What the exercise asks | Count up the lines below where the word "data" shows up, and respond with the number alone.

Information |
[Start of section]

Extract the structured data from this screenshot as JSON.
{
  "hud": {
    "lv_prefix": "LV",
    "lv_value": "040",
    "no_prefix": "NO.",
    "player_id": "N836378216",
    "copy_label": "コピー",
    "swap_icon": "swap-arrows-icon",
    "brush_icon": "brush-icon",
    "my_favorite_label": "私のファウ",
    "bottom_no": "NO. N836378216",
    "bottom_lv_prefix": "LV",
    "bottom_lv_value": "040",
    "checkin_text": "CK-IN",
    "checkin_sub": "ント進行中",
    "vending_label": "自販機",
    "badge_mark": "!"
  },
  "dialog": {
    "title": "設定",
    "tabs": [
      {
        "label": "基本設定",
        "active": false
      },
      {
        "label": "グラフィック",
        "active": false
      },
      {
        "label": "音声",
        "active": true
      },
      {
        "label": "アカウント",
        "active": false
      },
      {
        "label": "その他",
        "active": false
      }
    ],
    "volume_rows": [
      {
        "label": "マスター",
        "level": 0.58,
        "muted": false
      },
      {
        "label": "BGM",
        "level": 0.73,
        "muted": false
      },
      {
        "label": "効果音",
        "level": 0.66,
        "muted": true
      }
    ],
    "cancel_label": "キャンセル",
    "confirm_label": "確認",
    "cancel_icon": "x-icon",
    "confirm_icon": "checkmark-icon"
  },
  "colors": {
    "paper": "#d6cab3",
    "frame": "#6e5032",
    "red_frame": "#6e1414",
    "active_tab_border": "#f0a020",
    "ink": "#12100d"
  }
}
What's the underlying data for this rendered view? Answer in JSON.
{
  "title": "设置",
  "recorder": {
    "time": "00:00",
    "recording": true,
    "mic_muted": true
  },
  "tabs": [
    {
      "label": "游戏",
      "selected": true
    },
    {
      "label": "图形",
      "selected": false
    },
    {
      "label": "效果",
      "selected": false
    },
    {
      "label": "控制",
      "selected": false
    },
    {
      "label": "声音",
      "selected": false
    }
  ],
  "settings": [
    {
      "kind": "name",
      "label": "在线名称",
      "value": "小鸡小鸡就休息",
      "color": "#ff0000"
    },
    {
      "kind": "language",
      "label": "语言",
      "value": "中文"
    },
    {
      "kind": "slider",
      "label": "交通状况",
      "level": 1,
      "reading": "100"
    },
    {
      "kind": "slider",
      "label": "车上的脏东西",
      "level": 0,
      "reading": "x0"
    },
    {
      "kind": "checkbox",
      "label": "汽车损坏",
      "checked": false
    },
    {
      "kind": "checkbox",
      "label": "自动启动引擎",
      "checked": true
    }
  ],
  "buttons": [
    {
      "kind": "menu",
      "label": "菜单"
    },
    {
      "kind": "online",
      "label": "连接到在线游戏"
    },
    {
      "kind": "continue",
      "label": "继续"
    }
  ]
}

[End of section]

Answer to the problem | 2